Ocean Springs The poor are more generous that the rich, and in fact the poorer you are, the more likely a larger portion of your income is given to others. For the poor experience drives empathy and action. For the rich it turns out that talk is in fact cheap.
Quoting from Frank Greve of the McClatchy chain in an article recently entitled, “America’s Poor are its Most Generous Givers,”
“The lowest-income fifth (of the population) always give at more than their capacity,” said Virginia Hodgkinson, former vice president for research at Independent Sector, a Washington-based association of major nonprofit agencies. “The next two-fifths give at capacity, and those above that are capable of giving two or three times more than they give.”
That’s an elegantly generous way of putting it, I guess? Greve also quotes the brutal facts from the BLS indicating that the poorest of our citizens are in fact twice as generous as the top strata of the rich.
“Indeed, the U.S. Bureau of Labor Statistics’ latest survey of consumer expenditure found that the poorest fifth of America’s households contributed an average of 4.3 percent of their incomes to charitable organizations in 2007. The richest fifth gave at less than half that rate, 2.1 percent.”
In all likelihood this doesn’t come near to counting remittances sent home by migrant workers and immigrant families to their families and relatives in their home country which adds up to billions more per year.

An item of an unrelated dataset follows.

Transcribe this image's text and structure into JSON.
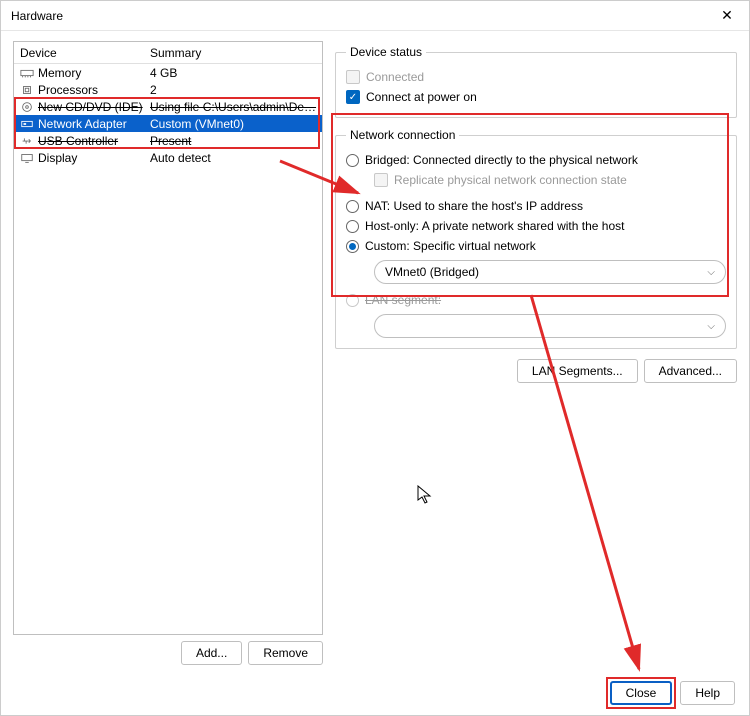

It seems the only way in which the rich outstrip the poor is in public relations. Even though fewer are giving and they are giving the least, buildings are named after them, banquets held in their honor, plaques engraves, and gushing thank you notes sent. Furthermore, they lobby for more tax deductions so that their generosity (when given) also returns more benefits to them. Some are still obnoxiously quoted on those issues as saying they know better than the government and others how to express their charity.
Meanwhile even with their last dollar, poor extend a helping hand for their brothers and sisters. In collecting membership dues to support building organizations among the poor in American and around the world, outsiders and donors are often skeptical when they learn that the poor still make it a priority to support their own organizations.
Just more evidence that we should not be surprised.